March 31, 2012

City of Chicago, ComEd and Cubs Ready to Turn Off the Lights to Celebrate Earth Hour

Wrigley Field Marquee Set to Go Dark for One Hour to Raise Awareness About Climate Change

Mayor's Press Office    312.744.3334

CHICAGO - Residents, municipalities and businesses throughout Chicago and Illinois will commemorate Earth Hour tonight by switching off non-essential lights for one hour.  Now in its sixth year, Earth Hour is the world’s largest voluntary, simultaneous environmental action event.

The highlight of each Earth Hour is seeing a local iconic landmark go dark for one hour.  This year, the City of Chicago, ComEd and the Chicago Cubs will celebrate Earth Hour Illinois with a symbolic “lights out” event under the Wrigley Field marquee.  Officials representing local government agencies, ComEd and the Cubs will turn off the historic marquee on Saturday night with a ceremonial light switch at 8:30 p.m.

"Promoting sustainability and improving the quality of life for all Chicagoans is a key focus of my administration,” said Mayor Rahm Emanuel.  “Earth Hour shows our commitment to being environmentally proactive and working with the business community to promote sustainable practices and foster economic opportunity throughout the city.”

The City of Chicago will be turning off nonessential lighting in City Hall, the Cultural Center, Public Safety Headquarters, and additional city facilities.

Wrigley Field is one of hundreds of other buildings, institutions and landmarks throughout Chicago that will turn off their exterior lights in support of Earth Hour Illinois.  Other recognizable Chicago buildings participating in Earth Hour Illinois include Chase Tower, James R. Thompson Center, and Willis Tower.  In Springfield, the Capitol Building and the Governor's Mansion will go dark for the hour.

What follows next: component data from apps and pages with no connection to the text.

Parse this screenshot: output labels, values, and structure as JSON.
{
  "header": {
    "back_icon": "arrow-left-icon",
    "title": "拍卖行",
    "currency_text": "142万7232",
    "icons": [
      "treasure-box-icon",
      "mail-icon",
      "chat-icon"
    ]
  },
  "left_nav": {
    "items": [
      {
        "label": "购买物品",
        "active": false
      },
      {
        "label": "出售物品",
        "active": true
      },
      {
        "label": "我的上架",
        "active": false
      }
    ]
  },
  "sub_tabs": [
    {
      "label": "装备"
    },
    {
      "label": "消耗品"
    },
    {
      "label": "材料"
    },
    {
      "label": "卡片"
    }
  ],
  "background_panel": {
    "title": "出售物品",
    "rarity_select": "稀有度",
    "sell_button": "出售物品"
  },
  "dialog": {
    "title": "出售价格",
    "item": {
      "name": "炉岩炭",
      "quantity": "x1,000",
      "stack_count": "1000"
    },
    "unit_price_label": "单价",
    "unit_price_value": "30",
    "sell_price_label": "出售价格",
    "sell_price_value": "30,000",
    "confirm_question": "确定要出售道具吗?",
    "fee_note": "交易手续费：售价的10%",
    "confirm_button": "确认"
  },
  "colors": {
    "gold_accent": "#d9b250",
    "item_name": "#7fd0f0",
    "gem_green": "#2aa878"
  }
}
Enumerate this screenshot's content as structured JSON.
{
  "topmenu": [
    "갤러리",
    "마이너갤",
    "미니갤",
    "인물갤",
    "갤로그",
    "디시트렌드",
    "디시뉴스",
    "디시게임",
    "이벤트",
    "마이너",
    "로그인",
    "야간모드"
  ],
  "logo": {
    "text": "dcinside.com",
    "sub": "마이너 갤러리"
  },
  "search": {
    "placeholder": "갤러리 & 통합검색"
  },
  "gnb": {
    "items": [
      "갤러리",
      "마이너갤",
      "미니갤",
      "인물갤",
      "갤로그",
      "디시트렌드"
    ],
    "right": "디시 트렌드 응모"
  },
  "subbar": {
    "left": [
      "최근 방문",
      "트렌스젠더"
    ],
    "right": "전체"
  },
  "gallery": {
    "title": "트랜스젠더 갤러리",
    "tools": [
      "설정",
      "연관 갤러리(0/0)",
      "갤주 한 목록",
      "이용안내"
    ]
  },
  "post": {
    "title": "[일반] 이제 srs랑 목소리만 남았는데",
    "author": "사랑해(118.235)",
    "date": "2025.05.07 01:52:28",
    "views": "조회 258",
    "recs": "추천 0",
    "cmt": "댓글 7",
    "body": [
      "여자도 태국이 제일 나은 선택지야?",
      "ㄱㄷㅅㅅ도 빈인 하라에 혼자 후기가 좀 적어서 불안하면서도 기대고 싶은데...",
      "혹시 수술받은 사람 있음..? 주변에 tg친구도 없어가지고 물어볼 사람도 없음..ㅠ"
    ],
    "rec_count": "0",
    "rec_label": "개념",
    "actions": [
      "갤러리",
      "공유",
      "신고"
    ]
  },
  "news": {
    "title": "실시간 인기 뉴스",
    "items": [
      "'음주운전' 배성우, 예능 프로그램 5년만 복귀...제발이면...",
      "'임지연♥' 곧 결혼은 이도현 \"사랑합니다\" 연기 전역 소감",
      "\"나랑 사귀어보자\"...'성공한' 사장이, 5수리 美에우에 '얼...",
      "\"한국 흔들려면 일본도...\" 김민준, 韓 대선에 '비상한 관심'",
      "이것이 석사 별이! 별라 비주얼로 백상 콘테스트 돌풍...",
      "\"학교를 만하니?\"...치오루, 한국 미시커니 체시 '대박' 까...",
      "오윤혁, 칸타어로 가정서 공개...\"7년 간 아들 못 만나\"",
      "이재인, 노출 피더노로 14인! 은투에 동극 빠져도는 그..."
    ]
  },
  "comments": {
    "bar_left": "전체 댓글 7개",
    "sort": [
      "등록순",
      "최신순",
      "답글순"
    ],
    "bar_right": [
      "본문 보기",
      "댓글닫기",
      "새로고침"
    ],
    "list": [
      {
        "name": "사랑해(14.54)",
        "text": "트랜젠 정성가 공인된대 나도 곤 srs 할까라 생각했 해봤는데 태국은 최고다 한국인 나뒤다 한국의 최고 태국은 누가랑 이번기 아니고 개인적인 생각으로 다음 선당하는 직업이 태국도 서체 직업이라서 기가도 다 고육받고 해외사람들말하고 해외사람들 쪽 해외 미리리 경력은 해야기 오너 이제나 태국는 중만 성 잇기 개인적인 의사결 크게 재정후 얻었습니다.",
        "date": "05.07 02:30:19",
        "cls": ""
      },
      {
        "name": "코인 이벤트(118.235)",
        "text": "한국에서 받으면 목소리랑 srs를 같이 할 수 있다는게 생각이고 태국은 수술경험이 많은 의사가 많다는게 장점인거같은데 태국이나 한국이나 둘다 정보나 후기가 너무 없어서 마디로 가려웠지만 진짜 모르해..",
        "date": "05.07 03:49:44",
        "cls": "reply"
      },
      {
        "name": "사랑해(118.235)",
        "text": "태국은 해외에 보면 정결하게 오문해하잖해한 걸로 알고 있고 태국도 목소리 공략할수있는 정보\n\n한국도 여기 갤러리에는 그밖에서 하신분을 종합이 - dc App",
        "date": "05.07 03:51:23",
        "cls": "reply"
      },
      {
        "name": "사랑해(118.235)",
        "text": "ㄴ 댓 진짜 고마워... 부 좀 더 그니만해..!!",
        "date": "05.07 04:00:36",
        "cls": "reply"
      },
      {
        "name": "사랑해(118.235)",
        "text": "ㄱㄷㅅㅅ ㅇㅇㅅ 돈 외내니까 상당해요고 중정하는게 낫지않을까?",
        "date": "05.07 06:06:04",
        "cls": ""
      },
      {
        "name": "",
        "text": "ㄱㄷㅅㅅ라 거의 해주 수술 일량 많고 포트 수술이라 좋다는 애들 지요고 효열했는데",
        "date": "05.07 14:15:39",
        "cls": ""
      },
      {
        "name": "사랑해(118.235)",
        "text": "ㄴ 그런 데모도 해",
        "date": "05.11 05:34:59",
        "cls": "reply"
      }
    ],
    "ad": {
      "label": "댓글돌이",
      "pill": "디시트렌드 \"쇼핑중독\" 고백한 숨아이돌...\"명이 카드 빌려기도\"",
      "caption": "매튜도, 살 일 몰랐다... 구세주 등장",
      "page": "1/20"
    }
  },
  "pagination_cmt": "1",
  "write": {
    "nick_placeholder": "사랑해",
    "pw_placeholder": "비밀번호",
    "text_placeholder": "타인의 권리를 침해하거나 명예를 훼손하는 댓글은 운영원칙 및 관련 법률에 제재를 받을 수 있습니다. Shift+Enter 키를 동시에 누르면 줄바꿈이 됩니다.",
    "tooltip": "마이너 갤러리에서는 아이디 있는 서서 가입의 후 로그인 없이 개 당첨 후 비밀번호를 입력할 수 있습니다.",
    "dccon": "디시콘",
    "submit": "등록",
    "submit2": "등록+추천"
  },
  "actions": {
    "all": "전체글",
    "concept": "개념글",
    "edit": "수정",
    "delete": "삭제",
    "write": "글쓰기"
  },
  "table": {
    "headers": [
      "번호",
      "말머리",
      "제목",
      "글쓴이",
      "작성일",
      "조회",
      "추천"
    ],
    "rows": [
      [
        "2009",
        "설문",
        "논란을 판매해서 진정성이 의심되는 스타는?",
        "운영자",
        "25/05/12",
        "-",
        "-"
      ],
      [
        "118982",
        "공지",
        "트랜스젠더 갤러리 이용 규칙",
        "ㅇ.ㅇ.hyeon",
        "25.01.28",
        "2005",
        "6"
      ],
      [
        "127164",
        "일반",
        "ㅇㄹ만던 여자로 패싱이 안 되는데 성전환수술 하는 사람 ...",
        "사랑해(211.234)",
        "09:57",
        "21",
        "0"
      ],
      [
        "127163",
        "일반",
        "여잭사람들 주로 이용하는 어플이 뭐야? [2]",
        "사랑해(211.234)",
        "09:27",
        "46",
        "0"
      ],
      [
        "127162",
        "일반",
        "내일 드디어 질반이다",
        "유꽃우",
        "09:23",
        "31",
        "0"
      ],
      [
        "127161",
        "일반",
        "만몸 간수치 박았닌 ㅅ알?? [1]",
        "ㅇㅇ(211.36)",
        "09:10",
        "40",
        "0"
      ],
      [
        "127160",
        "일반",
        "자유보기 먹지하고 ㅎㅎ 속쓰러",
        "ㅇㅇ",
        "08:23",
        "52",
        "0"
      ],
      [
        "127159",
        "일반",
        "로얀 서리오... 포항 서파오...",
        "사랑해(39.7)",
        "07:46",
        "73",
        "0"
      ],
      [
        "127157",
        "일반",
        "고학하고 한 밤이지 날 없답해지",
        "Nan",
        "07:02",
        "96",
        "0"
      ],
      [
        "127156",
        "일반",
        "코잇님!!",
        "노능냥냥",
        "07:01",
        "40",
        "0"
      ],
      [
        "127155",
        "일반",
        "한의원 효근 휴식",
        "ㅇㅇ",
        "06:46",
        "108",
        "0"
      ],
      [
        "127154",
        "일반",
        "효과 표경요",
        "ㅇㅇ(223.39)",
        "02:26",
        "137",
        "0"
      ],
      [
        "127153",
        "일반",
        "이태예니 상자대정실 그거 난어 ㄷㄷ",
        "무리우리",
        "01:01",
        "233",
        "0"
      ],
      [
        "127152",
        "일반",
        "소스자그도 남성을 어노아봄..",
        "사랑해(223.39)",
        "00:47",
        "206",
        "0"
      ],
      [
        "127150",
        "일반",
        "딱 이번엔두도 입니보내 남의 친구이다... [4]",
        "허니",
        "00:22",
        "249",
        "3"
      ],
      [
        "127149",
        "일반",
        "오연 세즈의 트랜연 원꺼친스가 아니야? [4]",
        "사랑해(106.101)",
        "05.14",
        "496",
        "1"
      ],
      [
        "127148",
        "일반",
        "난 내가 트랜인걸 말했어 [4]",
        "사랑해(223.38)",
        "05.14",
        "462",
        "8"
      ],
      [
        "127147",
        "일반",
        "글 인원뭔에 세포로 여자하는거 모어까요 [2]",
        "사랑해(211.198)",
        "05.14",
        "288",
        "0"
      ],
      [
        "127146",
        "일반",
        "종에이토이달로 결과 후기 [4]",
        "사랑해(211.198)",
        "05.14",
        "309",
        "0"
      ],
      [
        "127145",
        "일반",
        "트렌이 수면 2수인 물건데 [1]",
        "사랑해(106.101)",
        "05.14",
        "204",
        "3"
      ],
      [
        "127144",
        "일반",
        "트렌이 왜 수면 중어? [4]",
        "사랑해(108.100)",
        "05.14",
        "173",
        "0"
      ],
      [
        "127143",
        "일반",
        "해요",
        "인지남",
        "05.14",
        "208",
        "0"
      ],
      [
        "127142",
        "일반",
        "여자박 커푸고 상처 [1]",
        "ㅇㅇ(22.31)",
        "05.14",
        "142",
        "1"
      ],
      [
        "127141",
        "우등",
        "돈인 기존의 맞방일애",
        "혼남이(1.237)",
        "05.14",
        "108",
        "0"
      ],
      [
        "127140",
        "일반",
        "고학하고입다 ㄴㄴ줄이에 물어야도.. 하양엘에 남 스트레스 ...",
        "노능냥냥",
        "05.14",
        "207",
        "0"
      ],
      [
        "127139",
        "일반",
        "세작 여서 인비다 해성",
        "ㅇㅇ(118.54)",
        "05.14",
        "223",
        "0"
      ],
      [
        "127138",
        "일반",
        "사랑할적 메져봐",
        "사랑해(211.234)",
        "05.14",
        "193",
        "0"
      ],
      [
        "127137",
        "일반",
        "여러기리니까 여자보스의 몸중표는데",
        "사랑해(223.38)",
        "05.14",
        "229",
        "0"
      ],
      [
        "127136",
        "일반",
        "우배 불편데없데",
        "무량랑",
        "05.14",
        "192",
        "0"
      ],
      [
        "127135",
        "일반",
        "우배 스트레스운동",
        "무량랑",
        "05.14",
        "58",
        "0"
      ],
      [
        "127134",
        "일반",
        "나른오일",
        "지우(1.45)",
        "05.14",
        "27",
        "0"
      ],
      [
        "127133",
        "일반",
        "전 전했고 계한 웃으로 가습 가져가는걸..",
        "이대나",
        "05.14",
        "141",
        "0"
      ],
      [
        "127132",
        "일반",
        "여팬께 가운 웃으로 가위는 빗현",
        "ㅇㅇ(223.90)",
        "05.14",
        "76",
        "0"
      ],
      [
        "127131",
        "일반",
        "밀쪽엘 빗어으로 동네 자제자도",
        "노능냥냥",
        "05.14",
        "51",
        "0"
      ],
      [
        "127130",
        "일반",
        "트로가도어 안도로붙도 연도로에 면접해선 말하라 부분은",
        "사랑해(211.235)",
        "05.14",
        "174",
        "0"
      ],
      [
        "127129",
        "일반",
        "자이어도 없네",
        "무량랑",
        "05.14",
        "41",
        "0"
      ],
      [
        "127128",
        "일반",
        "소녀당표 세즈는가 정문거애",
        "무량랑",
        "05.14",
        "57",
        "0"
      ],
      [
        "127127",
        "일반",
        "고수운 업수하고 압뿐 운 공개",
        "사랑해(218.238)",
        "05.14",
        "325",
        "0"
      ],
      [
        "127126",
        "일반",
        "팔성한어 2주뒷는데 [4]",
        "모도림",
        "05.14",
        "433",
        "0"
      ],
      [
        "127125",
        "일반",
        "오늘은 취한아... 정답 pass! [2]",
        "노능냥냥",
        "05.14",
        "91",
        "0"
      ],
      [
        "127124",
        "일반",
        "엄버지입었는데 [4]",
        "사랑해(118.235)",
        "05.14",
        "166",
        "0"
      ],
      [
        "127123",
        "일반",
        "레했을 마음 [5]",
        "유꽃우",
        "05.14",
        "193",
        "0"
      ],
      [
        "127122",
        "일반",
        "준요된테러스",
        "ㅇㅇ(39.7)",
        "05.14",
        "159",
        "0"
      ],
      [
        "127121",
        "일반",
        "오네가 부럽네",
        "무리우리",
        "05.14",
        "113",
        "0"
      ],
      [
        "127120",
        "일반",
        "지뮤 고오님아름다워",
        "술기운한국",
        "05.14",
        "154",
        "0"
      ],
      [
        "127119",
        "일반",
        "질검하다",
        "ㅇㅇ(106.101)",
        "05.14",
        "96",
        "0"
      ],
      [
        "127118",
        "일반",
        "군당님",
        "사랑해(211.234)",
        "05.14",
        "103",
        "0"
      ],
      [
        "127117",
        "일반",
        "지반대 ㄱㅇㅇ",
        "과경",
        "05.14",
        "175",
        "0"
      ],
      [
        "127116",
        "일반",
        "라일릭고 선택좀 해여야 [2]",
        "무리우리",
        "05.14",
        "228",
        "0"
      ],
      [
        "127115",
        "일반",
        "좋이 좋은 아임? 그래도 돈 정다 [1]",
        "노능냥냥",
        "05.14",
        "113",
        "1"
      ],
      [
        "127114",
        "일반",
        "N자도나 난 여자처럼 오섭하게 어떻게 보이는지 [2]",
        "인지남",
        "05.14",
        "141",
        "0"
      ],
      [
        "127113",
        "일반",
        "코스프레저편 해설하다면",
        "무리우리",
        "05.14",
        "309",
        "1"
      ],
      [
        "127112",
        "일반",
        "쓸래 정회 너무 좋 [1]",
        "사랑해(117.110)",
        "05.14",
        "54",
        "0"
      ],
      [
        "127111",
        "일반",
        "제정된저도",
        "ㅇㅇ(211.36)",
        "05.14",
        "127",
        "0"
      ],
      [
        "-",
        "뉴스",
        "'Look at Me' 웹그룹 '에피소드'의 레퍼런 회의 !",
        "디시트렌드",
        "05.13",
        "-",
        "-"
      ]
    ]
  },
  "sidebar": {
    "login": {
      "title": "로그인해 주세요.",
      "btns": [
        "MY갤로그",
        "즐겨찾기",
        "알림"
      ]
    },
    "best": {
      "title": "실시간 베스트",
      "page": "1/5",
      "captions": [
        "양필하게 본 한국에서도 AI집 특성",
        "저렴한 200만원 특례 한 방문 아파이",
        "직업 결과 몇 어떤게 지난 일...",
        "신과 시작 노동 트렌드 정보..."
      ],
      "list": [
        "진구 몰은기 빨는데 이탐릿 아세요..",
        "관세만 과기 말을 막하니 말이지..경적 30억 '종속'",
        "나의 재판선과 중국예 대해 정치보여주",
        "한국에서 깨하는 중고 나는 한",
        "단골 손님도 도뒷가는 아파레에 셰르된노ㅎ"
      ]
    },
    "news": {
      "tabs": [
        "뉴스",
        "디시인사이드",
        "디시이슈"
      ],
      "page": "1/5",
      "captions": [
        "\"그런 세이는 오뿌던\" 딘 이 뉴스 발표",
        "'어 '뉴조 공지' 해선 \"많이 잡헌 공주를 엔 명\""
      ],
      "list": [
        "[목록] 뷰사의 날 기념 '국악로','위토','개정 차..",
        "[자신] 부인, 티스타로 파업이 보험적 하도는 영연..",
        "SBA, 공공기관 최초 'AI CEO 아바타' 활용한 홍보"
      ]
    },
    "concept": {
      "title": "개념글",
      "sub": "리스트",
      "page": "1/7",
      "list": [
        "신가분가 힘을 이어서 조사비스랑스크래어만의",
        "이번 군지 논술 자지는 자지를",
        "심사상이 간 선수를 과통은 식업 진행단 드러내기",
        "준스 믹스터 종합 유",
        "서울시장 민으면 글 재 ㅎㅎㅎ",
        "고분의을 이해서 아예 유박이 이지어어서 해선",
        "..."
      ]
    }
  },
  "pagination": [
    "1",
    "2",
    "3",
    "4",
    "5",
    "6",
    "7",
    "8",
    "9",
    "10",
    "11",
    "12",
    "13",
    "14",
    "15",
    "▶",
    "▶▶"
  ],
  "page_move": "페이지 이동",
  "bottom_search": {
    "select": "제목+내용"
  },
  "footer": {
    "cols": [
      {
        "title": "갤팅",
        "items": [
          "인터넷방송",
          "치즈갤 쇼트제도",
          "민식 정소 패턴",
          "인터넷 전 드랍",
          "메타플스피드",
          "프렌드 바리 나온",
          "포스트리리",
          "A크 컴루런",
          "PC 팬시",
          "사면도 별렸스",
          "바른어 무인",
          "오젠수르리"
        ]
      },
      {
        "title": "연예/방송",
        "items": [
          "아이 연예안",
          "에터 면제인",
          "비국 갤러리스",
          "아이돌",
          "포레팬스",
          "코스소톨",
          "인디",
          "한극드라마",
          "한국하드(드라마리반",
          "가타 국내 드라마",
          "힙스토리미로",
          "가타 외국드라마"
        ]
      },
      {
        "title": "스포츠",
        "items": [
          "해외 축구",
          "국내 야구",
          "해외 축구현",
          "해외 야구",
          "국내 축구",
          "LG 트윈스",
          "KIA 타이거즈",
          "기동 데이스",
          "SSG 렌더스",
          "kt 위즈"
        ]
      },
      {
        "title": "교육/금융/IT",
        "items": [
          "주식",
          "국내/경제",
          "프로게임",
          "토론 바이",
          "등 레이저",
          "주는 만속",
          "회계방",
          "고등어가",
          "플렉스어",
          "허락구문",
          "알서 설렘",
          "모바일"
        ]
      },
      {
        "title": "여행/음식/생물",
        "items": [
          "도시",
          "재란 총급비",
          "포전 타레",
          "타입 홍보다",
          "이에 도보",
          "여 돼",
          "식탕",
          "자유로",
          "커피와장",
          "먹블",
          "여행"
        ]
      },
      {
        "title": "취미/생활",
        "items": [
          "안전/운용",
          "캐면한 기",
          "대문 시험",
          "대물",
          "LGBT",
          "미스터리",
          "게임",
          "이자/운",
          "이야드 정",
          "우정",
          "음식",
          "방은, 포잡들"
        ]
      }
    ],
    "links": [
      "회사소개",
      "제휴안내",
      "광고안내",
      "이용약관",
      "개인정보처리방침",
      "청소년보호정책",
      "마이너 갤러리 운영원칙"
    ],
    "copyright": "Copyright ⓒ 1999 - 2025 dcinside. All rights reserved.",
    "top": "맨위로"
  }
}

“It may seem ironic that ComEd—a company in the business of delivering power—would be supporting an initiative to reduce energy use,” said Fidel Marquez, senior vice president of Governmental and External Affairs and chief governmental and community affairs officer, ComEd. “As a good corporate citizen, ComEd is committed to conserving resources and helping mitigate climate change. It’s not just what we can do as businesses and communities, but what each person can do to conserve resources and manage energy usage, to create robust, sustainable future.”

“This is the fifth consecutive year the Cubs have participated in Earth Hour which reflects our commitment to being a good neighbor and community partner,” said Mike Lufrano, Cubs executive vice president, community affairs.  “Earth Hour is a great example of how a simple event like turning off the Wrigley Field marquee can start a conversation about conservation and inspire people to bring change.” 

In the Chicagoland area, dozens of municipalities throughout the region are committed to going dark during Earth Hour Illinois.  Communities making the pledge include Batavia, Buffalo Grove, Dekalb, Highland Park, Lisle, Lockport, Lombard, Mount Prospect, Niles, Roselle, and Wilmette.

Last year’s celebration of Earth Hour was the biggest in the campaign's history.  It took place in more than 5,250 cities, reaching 1.8 billion people in 135 countries across all seven continents.  Last year’s ‘lights out’ events included some of the world’s most recognized landmarks, including the Forbidden City, Eiffel Tower, Buckingham Palace, Golden Gate Bridge, Table Mountain, Christ the Redeemer statue and Sydney Opera House.  All are expected to go dark again this year.

ComEd’s sponsorship of Earth Hour supports the company’s focus on environmental programs and energy-efficiency education and action.  Earth Hour is a component of Exelon 2020, a strategy developed by ComEd’s parent company, Exelon, to reduce, offset, or displace more than 15 million metric tons of greenhouse gas emissions per year by 2020.  ComEd also provides households and businesses energy-efficiency tips at

Created by the World Wildlife Fund in 2007, Earth Hour is celebrated across the globe as households, businesses, and landmarks symbolically switch off their non-essential lights for one hour to raise awareness about climate change.

For more information about Earth Hour, visit, or follow Earth Hour Illinois on Facebook at or on twitter: @EarthHourIL. Follow the City of Chicago’s sustainability efforts at or

# # #